Newborn screening (NBS) in the United States has been used for more than 50 years and is often touted as the world’s most successful public health program. Some 99% of the nation’s children are screened at birth for treatable genetic conditions caused in whole or in part by variations in their DNA sequence. Screening has saved infants, and their families, from enormous suffering.
Recently the NBS program has garnered even more attention and interest thanks to the groundbreaking work by Rady Children’s Hospital to leverage genomics more broadly in the screening and treatment of infants. Recently, clinicians have pushed to expand the NBS list of treatable genetic conditions.
The price of genomic testing has continued to come down and innovations in understanding genetic disorders have also been demonstrated to relieve financial pressures on the healthcare sector. In fact, rapid and effective treatment early in life has been shown to be less costly than chronic conditions that would otherwise require ongoing intervention by the health system.
What is newborn screening?
In the United States, small blood samples are collected from every infant shortly after birth and analyzed for treatable genetic disorders. Newborn screening was pioneered in 1963 by Robert Guthrie, MD, for diagnosing phenylketonuria, a genetic disorder that affects metabolism leading to toxicity that damages the brain.
Today, it has become a public health practice in all States to screen newborns for a minimum of 29 treatable disorders to detect inherited genetic disorders. The Advisory Committee for Heritable Disorders in Newborns and Children recommends screening for 61 conditions, 35 of which are conditions that are screened in all 50 states. Over the past decade, the use of low-cost DNA sequencing to diagnose and treat sick children suggests that expanding the Recommended Uniform Screening Panel from 35 treatable conditions to a much more comprehensive set is both possible and affordable for the U.S. healthcare system.
The path to genomic screening in infants
Funding of the sequencing of 100,000 patients in England by the U.K. Department of Health in 2013, Genomics England piloted the use of whole genome sequencing (WGS) in 4,660 children suspected of having rare genetic conditions.1 In parallel, Stephen Kingsmore, MD, and Rady Children’s Institute of Genomics Medicine championed ultra-rapid WGS to diagnose affected newborns within 13 hours.2 These efforts, in conjunction with other programs around the world, established the use case of WGS delivering precision care to pediatric practice and set the stage for use of WGS to screen newborns earlier in life and before symptoms appear.
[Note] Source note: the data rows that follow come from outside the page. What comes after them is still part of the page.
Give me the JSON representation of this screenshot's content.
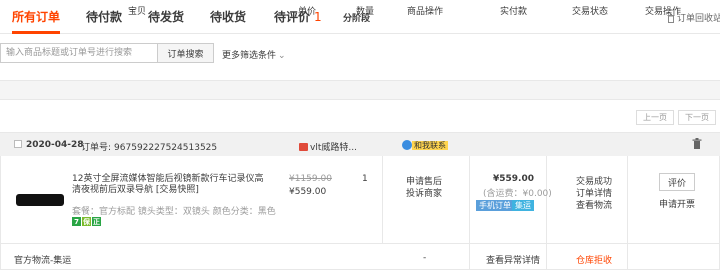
{
  "tabs": [
    {
      "label": "所有订单"
    },
    {
      "label": "待付款"
    },
    {
      "label": "待发货"
    },
    {
      "label": "待收货"
    },
    {
      "label": "待评价",
      "count": "1"
    },
    {
      "label": "分阶段"
    }
  ],
  "recycle_bin": "订单回收站",
  "search": {
    "placeholder": "输入商品标题或订单号进行搜索",
    "button": "订单搜索",
    "more_filters": "更多筛选条件"
  },
  "table_headers": [
    "宝贝",
    "单价",
    "数量",
    "商品操作",
    "实付款",
    "交易状态",
    "交易操作"
  ],
  "pager": {
    "prev": "上一页",
    "next": "下一页"
  },
  "order": {
    "date": "2020-04-28",
    "order_no_label": "订单号:",
    "order_no": "967592227524513525",
    "shop": "vlt威路特...",
    "contact": "和我联系",
    "product": {
      "title": "12英寸全屏流媒体智能后视镜新款行车记录仪高清夜视前后双录导航 [交易快照]",
      "sku": "套餐：官方标配   镜头类型：双镜头   颜色分类：黑色",
      "tags": [
        "7",
        "保",
        "正"
      ],
      "original_price": "¥1159.00",
      "price": "¥559.00",
      "quantity": "1",
      "item_ops": [
        "申请售后",
        "投诉商家"
      ]
    },
    "paid": {
      "amount": "¥559.00",
      "shipping": "(含运费：¥0.00)",
      "badges": [
        "手机订单",
        "集运"
      ]
    },
    "status": [
      "交易成功",
      "订单详情",
      "查看物流"
    ],
    "actions": {
      "evaluate": "评价",
      "invoice": "申请开票"
    },
    "footer": {
      "logistics": "官方物流-集运",
      "dash": "-",
      "abnormal": "查看异常详情",
      "warehouse_reject": "仓库拒收"
    }
  },
  "colors": {
    "accent": "#ff4400",
    "mobile_badge": "#5a9fdb",
    "jiyun_badge": "#3fb3e0"
  }
}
It is believed there are currently roughly 600 conditions for which early-life intervention will improve the longer-term health of the child. This motivated the National Health Service in the U.K. to begin piloting newborn screening using WGS in 2021. In the U.S., New York is funding the GUARDIAN initiative to offer WGS NBS for 100,000 newborns in the state to screen for 250 conditions and to characterize the diagnostic benefits to the child and the health economic impact on the health system.
Long-term follow-up is key to ensuring the information learned through DNA sequencing of newborns is appropriately communicated and integrated into clinical care with the family’s pediatrician.
Luna, in collaboration with the American College of Medical Genetics, Genetic Alliance, and various medical systems, is engaged in a study to understand the follow-up needs of families and children affected by spinal muscular atrophy and other conditions who receive their diagnosis through NBS. This study uses Luna’s Community Driven Innovation™. This participant-led methodology addresses long-standing problems with traditional research approaches while providing an unbiased, clear understanding of the priorities, values, and challenges of individuals, families, and communities. One of the objectives of this study is to understand the impact of both NBS and long-term follow-up for children impacted by one of the conditions covered with current screening programs and potentially recommend changes in patient care. The NBS study may prove the feasibility of one path to improved care moving forward.
Consider privacy issues with newborn screening research
As new medical approaches are implemented, parents have important decisions to make prior to enrolling their newborn into WGS studies. Consider the risk and benefits involved regarding further use of DNA data after screening for genetic conditions. They should ask how their child’s data will be used in research, by whom, over what period, and for what types of research. Who makes these decisions is a function of the data privacy and protection regulations in various states and countries.
One’s genome uniquely identifies them—and their family—for their entire life, so understanding the impact of early decisions such as these is critical.
Luna’s suite of tools and services connects communities with researchers to accelerate health discoveries. With participation from more than 180 countries and communities advancing causes including disease-specific, public health, environmental, and emerging interests, Luna empowers these collectives to gather a wide range of data—health records, lived experience, disease history, genomics, and more—for research.
Luna gives academia and industry everything they need from engagement with study participants to data analysis across multiple modalities using a common data model. The platform is compliant with clinical regulatory requirements and international consumer data privacy laws.
By providing privacy-protected individuals a way to continually engage, Luna transforms the traditional patient-disconnected database into a dynamic, longitudinal discovery environment where researchers, industry, and community leaders can leverage a range of tools to surface insights and trends, study disease natural history and biomarkers, and enroll in clinical studies and trials.